(Entries shown begins)
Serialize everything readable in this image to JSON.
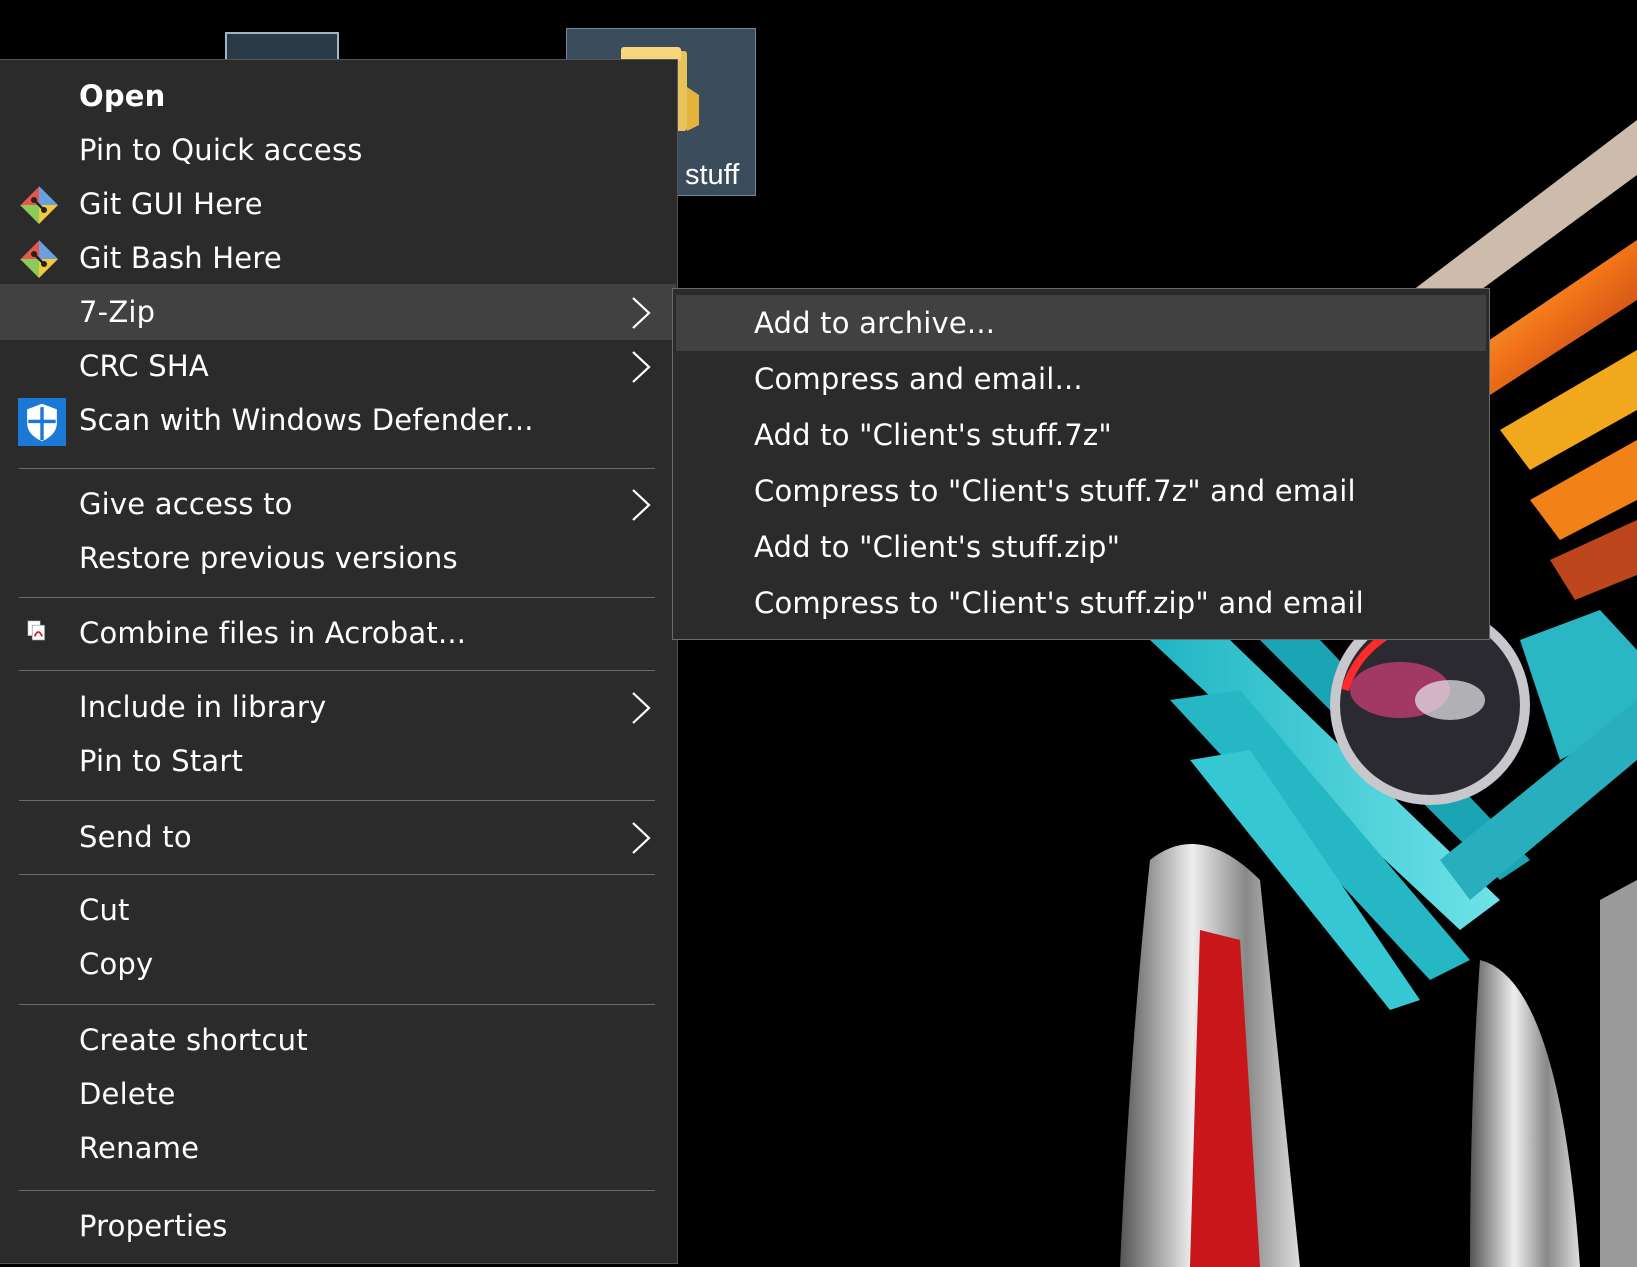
{
  "desktop": {
    "folder_label": "stuff"
  },
  "context_menu": {
    "items": [
      {
        "label": "Open"
      },
      {
        "label": "Pin to Quick access"
      },
      {
        "label": "Git GUI Here",
        "icon": "git-icon"
      },
      {
        "label": "Git Bash Here",
        "icon": "git-icon"
      },
      {
        "label": "7-Zip",
        "submenu": true,
        "highlighted": true
      },
      {
        "label": "CRC SHA",
        "submenu": true
      },
      {
        "label": "Scan with Windows Defender...",
        "icon": "windows-defender-shield-icon"
      },
      {
        "label": "Give access to",
        "submenu": true
      },
      {
        "label": "Restore previous versions"
      },
      {
        "label": "Combine files in Acrobat...",
        "icon": "acrobat-icon"
      },
      {
        "label": "Include in library",
        "submenu": true
      },
      {
        "label": "Pin to Start"
      },
      {
        "label": "Send to",
        "submenu": true
      },
      {
        "label": "Cut"
      },
      {
        "label": "Copy"
      },
      {
        "label": "Create shortcut"
      },
      {
        "label": "Delete"
      },
      {
        "label": "Rename"
      },
      {
        "label": "Properties"
      }
    ]
  },
  "submenu_7zip": {
    "items": [
      {
        "label": "Add to archive...",
        "highlighted": true
      },
      {
        "label": "Compress and email..."
      },
      {
        "label": "Add to \"Client's stuff.7z\""
      },
      {
        "label": "Compress to \"Client's stuff.7z\" and email"
      },
      {
        "label": "Add to \"Client's stuff.zip\""
      },
      {
        "label": "Compress to \"Client's stuff.zip\" and email"
      }
    ]
  },
  "colors": {
    "menu_bg": "#2b2b2b",
    "highlight_bg": "#414141",
    "separator": "#6a6a6a",
    "text": "#ffffff"
  }
}
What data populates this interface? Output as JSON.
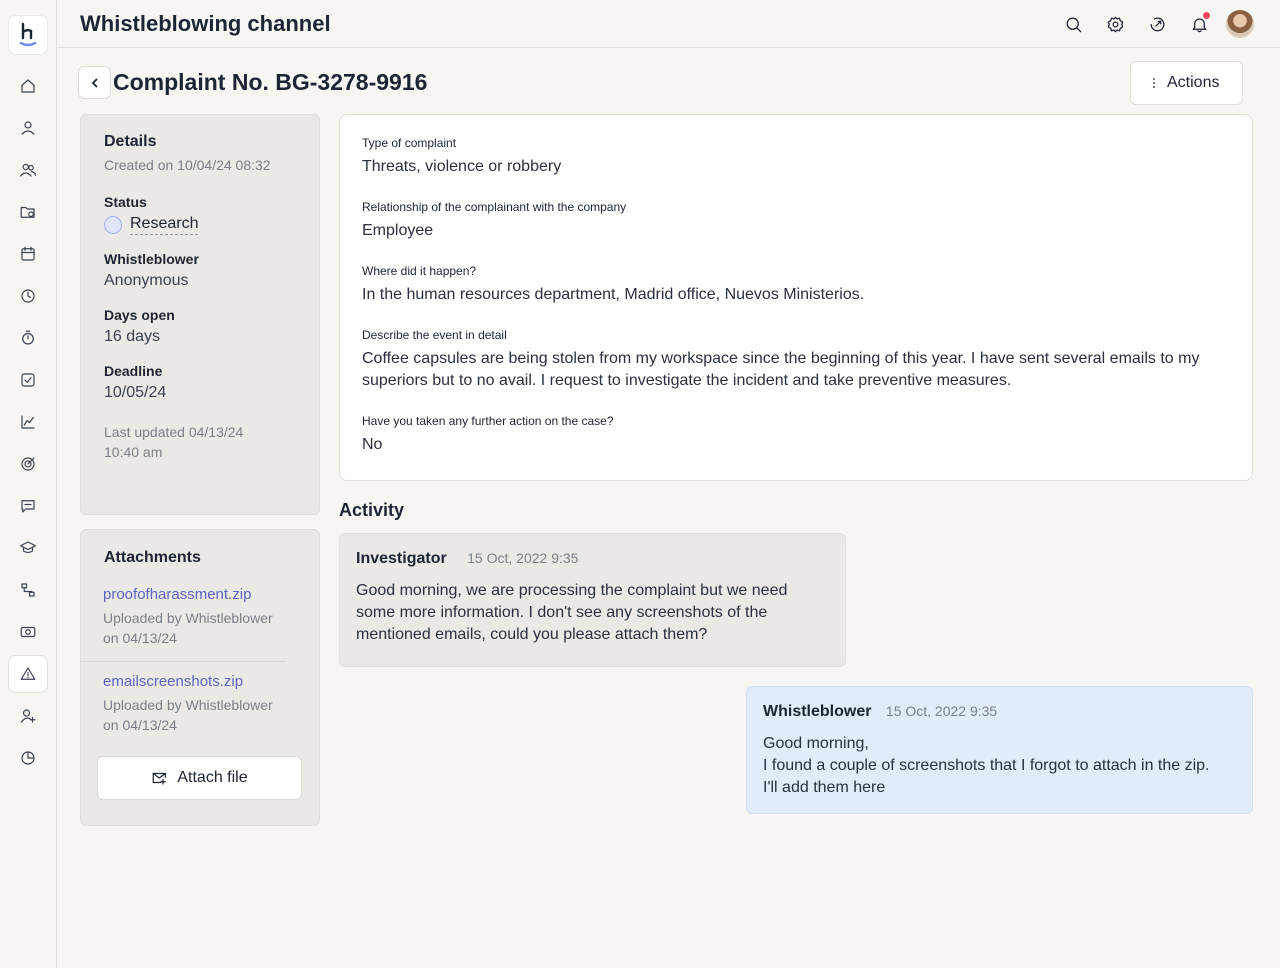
{
  "app": {
    "title": "Whistleblowing channel"
  },
  "sidebar": {
    "items": [
      {
        "icon": "home-icon"
      },
      {
        "icon": "user-icon"
      },
      {
        "icon": "users-icon"
      },
      {
        "icon": "folder-icon"
      },
      {
        "icon": "calendar-icon"
      },
      {
        "icon": "clock-icon"
      },
      {
        "icon": "timer-icon"
      },
      {
        "icon": "checkbox-icon"
      },
      {
        "icon": "chart-icon"
      },
      {
        "icon": "target-icon"
      },
      {
        "icon": "chat-icon"
      },
      {
        "icon": "graduation-icon"
      },
      {
        "icon": "workflow-icon"
      },
      {
        "icon": "money-icon"
      },
      {
        "icon": "alert-icon",
        "active": true
      },
      {
        "icon": "user-add-icon"
      },
      {
        "icon": "pie-icon"
      }
    ]
  },
  "header": {
    "icons": [
      "search-icon",
      "gear-icon",
      "rocket-icon",
      "bell-icon",
      "avatar"
    ]
  },
  "page": {
    "title": "Complaint No. BG-3278-9916",
    "actions_label": "Actions"
  },
  "details": {
    "heading": "Details",
    "created": "Created on 10/04/24 08:32",
    "status_label": "Status",
    "status_value": "Research",
    "whistleblower_label": "Whistleblower",
    "whistleblower_value": "Anonymous",
    "days_open_label": "Days open",
    "days_open_value": "16 days",
    "deadline_label": "Deadline",
    "deadline_value": "10/05/24",
    "last_updated_line1": "Last updated 04/13/24",
    "last_updated_line2": "10:40 am"
  },
  "attachments": {
    "heading": "Attachments",
    "files": [
      {
        "name": "proofofharassment.zip",
        "uploader": "Uploaded by Whistleblower",
        "date": "on 04/13/24"
      },
      {
        "name": "emailscreenshots.zip",
        "uploader": "Uploaded by Whistleblower",
        "date": "on 04/13/24"
      }
    ],
    "attach_label": "Attach file"
  },
  "complaint": {
    "q1_label": "Type of complaint",
    "q1_value": "Threats, violence or robbery",
    "q2_label": "Relationship of the complainant with the company",
    "q2_value": "Employee",
    "q3_label": "Where did it happen?",
    "q3_value": "In the human resources department, Madrid office, Nuevos Ministerios.",
    "q4_label": "Describe the event in detail",
    "q4_value_line1": "Coffee capsules are being stolen from my workspace since the beginning of this year. I have sent several emails to my",
    "q4_value_line2": "superiors but to no avail. I request to investigate the incident and take preventive measures.",
    "q5_label": "Have you taken any further action on the case?",
    "q5_value": "No"
  },
  "activity": {
    "title": "Activity",
    "messages": [
      {
        "author": "Investigator",
        "time": "15 Oct, 2022 9:35",
        "body": "Good morning, we are processing the complaint but we need\nsome more information. I don't see any screenshots of the\nmentioned emails, could you please attach them?"
      },
      {
        "author": "Whistleblower",
        "time": "15 Oct, 2022 9:35",
        "body": "Good morning,\nI found a couple of screenshots that I forgot to attach in the zip.\nI'll add them here"
      }
    ]
  }
}
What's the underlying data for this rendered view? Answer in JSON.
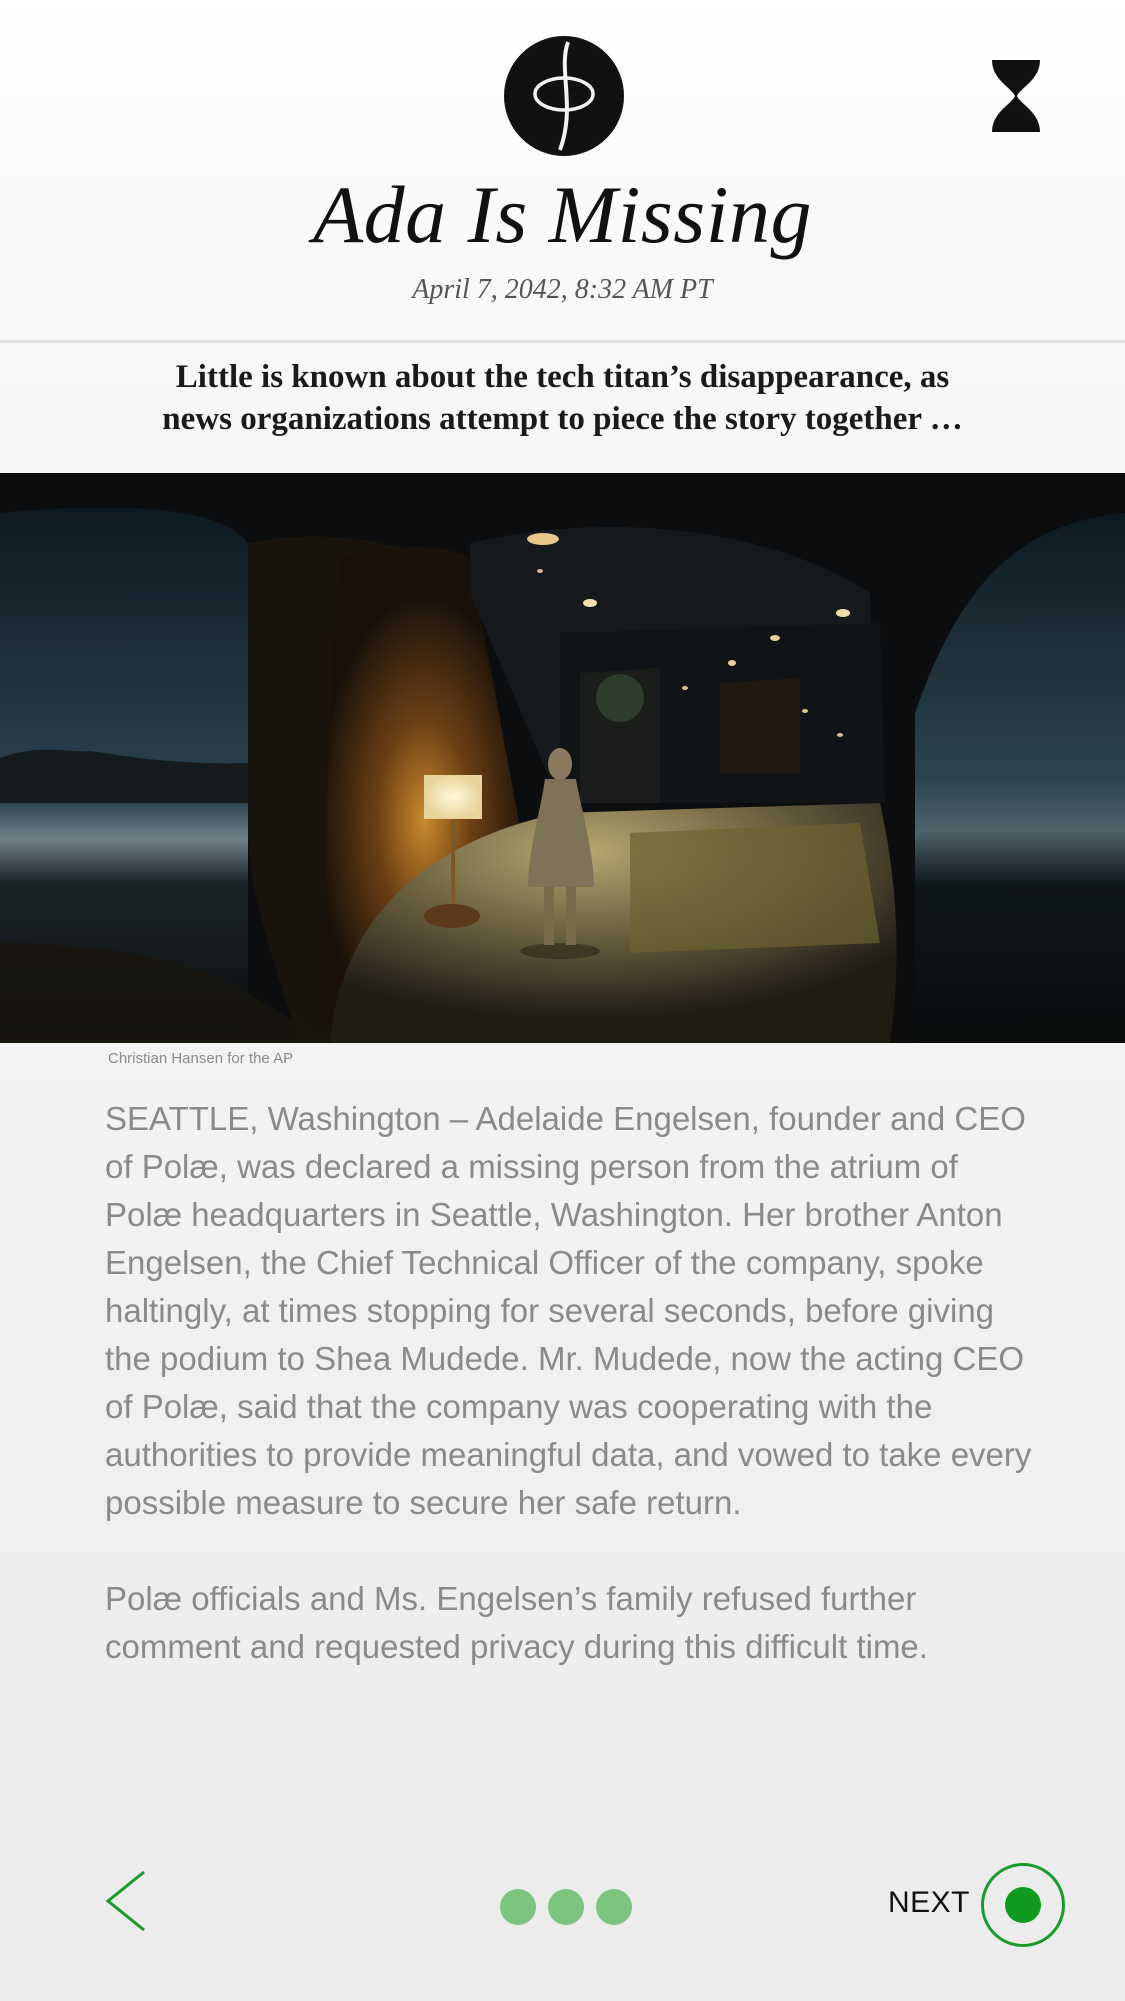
{
  "header": {
    "logo_icon": "phi-circle-logo-icon",
    "timer_icon": "hourglass-icon",
    "title": "Ada Is Missing",
    "dateline": "April 7, 2042, 8:32 AM PT"
  },
  "subhead": {
    "line1": "Little is known about the tech titan’s disappearance, as",
    "line2": "news organizations attempt to piece the story together …"
  },
  "image": {
    "credit": "Christian Hansen for the AP"
  },
  "article": {
    "paragraphs": [
      "SEATTLE, Washington – Adelaide Engelsen, founder and CEO of Polæ, was declared a missing person  from the atrium of Polæ headquarters in Seattle, Washington. Her brother Anton Engelsen, the Chief Technical Officer of the company, spoke haltingly, at times stopping for several seconds, before giving the podium to Shea Mudede.  Mr. Mudede, now the acting CEO of Polæ, said that the company was cooperating with the authorities to provide meaningful data, and vowed to take every possible measure to secure her safe return.",
      "Polæ officials and Ms. Engelsen’s family refused further comment and requested privacy during this difficult time."
    ]
  },
  "footer": {
    "back_icon": "chevron-left-icon",
    "next_label": "NEXT",
    "next_icon": "record-circle-icon",
    "pager_count": 3
  },
  "colors": {
    "accent_green": "#0f9b1f",
    "pager_dot": "#7dc47f",
    "body_text": "#8a8a8a"
  }
}
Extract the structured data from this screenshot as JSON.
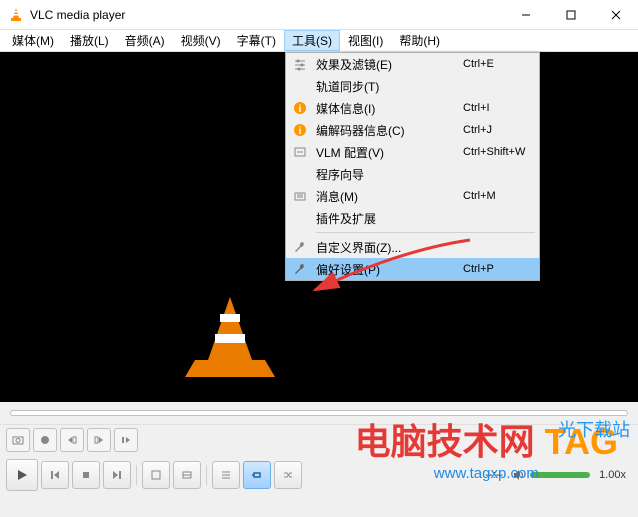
{
  "titlebar": {
    "title": "VLC media player"
  },
  "menubar": {
    "items": [
      "媒体(M)",
      "播放(L)",
      "音频(A)",
      "视频(V)",
      "字幕(T)",
      "工具(S)",
      "视图(I)",
      "帮助(H)"
    ],
    "active_index": 5
  },
  "dropdown": {
    "items": [
      {
        "icon": "sliders",
        "label": "效果及滤镜(E)",
        "shortcut": "Ctrl+E"
      },
      {
        "icon": "",
        "label": "轨道同步(T)",
        "shortcut": ""
      },
      {
        "icon": "info-orange",
        "label": "媒体信息(I)",
        "shortcut": "Ctrl+I"
      },
      {
        "icon": "info-orange",
        "label": "编解码器信息(C)",
        "shortcut": "Ctrl+J"
      },
      {
        "icon": "vlm",
        "label": "VLM 配置(V)",
        "shortcut": "Ctrl+Shift+W"
      },
      {
        "icon": "",
        "label": "程序向导",
        "shortcut": ""
      },
      {
        "icon": "message",
        "label": "消息(M)",
        "shortcut": "Ctrl+M"
      },
      {
        "icon": "",
        "label": "插件及扩展",
        "shortcut": ""
      },
      {
        "sep": true
      },
      {
        "icon": "wrench",
        "label": "自定义界面(Z)...",
        "shortcut": ""
      },
      {
        "icon": "wrench",
        "label": "偏好设置(P)",
        "shortcut": "Ctrl+P",
        "highlighted": true
      }
    ]
  },
  "controls": {
    "time": "--:--",
    "speed": "1.00x",
    "time_end": "--:--"
  },
  "watermark": {
    "line1a": "电脑技术网",
    "line1b": "TAG",
    "url": "www.tagxp.com",
    "side": "光下载站"
  }
}
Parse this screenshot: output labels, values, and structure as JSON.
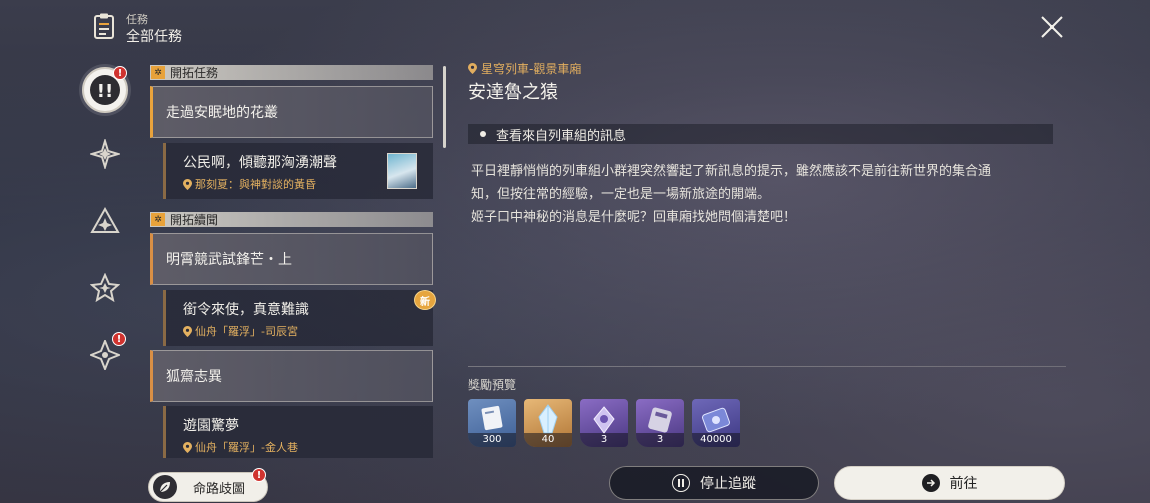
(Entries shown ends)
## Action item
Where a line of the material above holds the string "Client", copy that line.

## Output for this task
        "label": "Add to \"Client's stuff.7z\""
        "label": "Compress to \"Client's stuff.7z\" and email"
        "label": "Add to \"Client's stuff.zip\""
        "label": "Compress to \"Client's stuff.zip\" and email"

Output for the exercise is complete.